_What you should do:_
Search the records below for the string "ruedas" and report only the number of lines that contain it.

Extracted data entries
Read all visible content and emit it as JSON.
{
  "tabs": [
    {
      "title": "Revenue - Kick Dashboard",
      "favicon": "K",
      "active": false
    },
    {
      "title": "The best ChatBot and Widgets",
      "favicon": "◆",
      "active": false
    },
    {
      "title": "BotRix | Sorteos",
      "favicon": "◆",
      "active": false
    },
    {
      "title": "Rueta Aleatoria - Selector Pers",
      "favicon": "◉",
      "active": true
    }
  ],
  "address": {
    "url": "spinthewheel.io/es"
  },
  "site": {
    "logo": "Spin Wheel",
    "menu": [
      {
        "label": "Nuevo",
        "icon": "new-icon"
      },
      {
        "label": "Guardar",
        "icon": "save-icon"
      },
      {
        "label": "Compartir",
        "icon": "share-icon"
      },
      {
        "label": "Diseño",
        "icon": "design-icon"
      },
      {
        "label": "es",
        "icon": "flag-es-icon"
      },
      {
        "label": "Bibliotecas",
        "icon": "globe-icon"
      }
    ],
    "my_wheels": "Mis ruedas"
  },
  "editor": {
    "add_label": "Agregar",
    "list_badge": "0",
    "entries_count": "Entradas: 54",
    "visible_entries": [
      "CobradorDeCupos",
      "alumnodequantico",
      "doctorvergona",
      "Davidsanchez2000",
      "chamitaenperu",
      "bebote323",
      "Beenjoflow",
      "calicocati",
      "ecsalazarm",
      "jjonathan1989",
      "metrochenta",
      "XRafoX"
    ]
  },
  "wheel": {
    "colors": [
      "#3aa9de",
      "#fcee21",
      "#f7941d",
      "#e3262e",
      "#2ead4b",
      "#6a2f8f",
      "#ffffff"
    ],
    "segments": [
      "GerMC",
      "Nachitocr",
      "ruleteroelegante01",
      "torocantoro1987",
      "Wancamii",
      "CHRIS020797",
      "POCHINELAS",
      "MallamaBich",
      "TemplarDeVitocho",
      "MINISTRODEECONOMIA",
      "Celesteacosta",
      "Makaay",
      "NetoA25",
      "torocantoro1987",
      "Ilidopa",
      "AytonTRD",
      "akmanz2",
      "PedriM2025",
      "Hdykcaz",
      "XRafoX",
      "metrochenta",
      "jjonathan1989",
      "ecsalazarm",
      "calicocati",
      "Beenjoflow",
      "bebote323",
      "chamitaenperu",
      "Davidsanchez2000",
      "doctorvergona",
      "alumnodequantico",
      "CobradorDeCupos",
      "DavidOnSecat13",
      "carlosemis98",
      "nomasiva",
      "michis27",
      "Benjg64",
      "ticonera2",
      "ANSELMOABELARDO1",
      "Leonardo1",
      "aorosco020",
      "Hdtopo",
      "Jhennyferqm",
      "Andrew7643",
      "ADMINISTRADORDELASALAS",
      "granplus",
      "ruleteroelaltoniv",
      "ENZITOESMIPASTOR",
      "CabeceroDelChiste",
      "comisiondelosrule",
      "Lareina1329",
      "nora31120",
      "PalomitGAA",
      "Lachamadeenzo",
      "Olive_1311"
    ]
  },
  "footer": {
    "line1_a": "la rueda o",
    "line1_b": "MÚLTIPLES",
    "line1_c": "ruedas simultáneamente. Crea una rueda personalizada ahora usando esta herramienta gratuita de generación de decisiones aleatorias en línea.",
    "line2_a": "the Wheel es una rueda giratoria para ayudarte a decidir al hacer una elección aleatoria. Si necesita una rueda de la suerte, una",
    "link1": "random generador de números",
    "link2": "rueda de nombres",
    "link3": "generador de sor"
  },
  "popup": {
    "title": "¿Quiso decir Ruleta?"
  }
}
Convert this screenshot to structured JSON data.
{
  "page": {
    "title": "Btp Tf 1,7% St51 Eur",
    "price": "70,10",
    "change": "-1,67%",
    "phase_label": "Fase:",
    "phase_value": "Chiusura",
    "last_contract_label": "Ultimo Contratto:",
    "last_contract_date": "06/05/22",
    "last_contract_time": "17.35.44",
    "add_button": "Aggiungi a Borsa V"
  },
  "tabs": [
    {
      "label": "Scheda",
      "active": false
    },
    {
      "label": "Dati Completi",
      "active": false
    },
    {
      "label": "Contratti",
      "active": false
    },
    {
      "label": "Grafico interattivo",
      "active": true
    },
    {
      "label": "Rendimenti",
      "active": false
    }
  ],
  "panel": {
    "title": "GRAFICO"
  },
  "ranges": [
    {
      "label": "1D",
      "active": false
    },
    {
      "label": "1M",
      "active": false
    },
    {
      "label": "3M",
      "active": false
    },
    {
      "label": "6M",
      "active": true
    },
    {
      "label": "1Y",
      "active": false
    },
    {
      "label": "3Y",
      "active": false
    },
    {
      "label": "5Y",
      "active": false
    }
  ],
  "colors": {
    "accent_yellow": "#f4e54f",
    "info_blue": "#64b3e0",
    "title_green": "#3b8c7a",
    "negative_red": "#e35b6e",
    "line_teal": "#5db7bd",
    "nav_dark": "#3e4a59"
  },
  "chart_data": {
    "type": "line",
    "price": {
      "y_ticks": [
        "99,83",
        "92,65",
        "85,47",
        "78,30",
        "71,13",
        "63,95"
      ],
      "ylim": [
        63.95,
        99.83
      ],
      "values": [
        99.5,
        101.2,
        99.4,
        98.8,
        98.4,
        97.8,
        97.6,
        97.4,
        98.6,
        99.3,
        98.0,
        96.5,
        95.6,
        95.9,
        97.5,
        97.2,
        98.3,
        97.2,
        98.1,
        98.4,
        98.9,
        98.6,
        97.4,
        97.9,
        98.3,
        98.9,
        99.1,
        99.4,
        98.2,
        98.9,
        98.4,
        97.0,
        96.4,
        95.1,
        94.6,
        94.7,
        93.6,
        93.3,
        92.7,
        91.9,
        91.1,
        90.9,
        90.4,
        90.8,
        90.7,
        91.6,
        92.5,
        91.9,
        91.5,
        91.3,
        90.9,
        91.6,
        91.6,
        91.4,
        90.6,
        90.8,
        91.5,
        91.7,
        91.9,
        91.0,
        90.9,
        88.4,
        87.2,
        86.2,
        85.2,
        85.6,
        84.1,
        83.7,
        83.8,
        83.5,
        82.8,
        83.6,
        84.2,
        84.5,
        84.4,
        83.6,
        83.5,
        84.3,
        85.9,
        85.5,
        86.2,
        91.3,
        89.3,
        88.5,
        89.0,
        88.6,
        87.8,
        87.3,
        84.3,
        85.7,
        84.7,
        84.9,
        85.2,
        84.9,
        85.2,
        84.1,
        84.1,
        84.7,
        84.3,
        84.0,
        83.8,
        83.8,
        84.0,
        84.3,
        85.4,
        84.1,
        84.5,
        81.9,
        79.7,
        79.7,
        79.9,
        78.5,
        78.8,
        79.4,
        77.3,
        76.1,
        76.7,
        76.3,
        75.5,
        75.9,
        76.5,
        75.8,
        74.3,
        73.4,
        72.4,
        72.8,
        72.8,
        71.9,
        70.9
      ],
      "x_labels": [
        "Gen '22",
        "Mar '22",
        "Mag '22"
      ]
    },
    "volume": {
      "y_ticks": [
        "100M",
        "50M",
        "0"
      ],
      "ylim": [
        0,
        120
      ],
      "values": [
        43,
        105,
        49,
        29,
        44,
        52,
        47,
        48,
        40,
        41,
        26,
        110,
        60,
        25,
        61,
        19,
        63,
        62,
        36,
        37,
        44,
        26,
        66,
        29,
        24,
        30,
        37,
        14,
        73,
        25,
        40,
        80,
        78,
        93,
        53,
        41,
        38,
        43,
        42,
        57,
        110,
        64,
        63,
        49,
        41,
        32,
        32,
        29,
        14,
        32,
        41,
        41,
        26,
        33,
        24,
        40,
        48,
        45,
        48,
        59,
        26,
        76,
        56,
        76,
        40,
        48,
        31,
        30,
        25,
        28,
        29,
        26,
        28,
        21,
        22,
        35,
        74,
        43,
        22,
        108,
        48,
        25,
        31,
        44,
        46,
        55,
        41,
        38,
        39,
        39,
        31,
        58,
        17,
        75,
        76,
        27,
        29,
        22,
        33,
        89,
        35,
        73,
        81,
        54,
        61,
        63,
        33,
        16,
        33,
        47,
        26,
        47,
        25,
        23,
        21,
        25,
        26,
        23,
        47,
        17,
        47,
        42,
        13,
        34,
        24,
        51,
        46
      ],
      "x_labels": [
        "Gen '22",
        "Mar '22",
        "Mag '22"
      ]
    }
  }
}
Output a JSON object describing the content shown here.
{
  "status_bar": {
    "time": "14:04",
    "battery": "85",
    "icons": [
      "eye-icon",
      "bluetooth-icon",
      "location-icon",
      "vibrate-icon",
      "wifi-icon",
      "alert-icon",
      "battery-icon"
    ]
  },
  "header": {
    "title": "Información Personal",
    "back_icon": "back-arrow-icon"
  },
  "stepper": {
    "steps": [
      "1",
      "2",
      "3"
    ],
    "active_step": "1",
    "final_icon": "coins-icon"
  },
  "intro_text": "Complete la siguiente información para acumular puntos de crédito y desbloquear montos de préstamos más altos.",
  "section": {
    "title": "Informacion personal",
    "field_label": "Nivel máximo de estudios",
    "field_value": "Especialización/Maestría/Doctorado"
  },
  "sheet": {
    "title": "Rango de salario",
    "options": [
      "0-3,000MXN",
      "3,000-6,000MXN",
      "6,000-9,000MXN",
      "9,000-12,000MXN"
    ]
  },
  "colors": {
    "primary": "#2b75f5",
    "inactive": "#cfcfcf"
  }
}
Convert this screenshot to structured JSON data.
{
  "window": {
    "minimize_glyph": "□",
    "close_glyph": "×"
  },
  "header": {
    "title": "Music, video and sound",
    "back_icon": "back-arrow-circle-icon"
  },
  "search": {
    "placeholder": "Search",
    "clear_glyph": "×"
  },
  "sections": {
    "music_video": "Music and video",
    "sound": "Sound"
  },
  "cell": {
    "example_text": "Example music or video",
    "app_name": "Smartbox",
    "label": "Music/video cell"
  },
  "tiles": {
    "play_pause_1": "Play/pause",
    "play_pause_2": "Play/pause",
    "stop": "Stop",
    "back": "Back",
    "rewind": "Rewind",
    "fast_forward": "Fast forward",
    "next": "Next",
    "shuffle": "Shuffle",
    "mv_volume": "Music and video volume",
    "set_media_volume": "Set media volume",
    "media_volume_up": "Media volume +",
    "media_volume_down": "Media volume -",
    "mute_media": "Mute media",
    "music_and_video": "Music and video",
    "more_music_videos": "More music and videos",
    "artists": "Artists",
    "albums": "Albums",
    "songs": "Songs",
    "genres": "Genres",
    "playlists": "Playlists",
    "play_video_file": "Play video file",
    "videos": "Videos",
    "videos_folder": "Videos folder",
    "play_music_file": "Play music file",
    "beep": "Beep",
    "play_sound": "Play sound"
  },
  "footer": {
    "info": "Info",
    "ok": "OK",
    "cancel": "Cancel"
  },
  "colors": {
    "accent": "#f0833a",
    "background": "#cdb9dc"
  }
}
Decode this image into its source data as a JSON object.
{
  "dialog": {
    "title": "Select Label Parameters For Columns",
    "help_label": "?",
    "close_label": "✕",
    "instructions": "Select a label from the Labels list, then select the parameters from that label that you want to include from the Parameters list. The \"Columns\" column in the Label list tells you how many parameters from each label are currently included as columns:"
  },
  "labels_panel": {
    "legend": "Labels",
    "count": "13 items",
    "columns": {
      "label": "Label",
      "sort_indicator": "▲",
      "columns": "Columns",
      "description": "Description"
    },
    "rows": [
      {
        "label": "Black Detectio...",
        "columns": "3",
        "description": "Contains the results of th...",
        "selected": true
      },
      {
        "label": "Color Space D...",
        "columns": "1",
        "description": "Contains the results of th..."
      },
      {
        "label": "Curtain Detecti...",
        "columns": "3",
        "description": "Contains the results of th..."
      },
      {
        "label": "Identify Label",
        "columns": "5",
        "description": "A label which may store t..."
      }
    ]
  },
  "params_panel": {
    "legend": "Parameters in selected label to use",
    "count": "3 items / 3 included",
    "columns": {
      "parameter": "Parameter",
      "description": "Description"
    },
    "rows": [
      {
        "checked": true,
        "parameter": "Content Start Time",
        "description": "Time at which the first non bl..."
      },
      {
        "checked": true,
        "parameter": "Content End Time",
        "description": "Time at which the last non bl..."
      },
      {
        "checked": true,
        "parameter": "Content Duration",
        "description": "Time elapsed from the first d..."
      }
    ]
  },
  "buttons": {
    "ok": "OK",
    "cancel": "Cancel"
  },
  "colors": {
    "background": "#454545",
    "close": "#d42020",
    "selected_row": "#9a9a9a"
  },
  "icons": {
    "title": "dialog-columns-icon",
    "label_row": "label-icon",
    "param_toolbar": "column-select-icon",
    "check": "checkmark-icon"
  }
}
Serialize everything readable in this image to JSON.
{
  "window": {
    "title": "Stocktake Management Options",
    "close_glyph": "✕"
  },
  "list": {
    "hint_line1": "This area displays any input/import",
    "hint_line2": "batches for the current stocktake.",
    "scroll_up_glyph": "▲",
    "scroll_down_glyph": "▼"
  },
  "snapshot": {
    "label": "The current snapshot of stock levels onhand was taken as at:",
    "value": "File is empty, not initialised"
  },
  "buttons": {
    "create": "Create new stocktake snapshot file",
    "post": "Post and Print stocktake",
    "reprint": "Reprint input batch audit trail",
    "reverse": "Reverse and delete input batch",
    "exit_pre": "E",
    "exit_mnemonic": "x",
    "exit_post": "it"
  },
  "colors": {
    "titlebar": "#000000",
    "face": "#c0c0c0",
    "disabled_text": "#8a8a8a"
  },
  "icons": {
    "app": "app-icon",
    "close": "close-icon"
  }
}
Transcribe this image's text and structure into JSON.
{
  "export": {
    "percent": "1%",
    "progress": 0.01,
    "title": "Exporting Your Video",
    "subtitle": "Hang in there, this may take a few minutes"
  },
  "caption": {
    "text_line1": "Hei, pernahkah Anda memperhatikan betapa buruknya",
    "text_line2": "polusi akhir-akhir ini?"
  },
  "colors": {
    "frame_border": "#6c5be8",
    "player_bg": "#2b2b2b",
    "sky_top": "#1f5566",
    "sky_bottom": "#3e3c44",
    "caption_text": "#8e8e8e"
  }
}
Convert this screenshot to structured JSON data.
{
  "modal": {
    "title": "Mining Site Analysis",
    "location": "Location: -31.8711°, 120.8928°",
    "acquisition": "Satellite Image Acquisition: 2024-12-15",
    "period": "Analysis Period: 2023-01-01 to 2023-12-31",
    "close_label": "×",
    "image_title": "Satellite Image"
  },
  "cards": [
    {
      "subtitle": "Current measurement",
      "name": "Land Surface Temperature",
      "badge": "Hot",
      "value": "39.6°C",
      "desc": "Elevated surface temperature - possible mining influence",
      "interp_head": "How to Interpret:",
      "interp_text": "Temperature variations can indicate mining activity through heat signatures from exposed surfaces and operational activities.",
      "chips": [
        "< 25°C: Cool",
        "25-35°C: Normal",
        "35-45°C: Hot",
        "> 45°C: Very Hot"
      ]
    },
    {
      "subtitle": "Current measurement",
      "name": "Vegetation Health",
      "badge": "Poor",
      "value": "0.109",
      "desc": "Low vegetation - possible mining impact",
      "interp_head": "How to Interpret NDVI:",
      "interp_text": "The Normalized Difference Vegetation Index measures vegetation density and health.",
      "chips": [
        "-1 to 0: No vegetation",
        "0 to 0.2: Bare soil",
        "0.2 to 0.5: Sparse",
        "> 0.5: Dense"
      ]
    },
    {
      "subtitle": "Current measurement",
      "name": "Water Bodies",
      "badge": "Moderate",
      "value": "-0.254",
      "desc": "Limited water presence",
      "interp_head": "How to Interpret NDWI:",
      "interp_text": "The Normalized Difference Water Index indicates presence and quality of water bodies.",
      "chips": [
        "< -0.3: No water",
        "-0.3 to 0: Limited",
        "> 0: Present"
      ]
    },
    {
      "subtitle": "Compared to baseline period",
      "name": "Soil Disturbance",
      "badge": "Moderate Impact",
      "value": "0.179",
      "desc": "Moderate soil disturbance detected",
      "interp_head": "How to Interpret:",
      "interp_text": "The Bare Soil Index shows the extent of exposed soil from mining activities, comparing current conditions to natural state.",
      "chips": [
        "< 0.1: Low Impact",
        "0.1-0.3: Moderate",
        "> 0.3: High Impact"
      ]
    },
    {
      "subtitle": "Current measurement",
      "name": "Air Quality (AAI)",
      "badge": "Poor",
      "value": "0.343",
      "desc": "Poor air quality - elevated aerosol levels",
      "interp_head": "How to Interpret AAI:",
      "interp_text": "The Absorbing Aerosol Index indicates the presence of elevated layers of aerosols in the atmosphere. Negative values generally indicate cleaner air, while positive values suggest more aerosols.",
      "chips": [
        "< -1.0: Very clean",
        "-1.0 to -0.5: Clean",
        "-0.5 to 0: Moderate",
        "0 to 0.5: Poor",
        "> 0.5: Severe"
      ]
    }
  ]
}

_Result of this task:_
2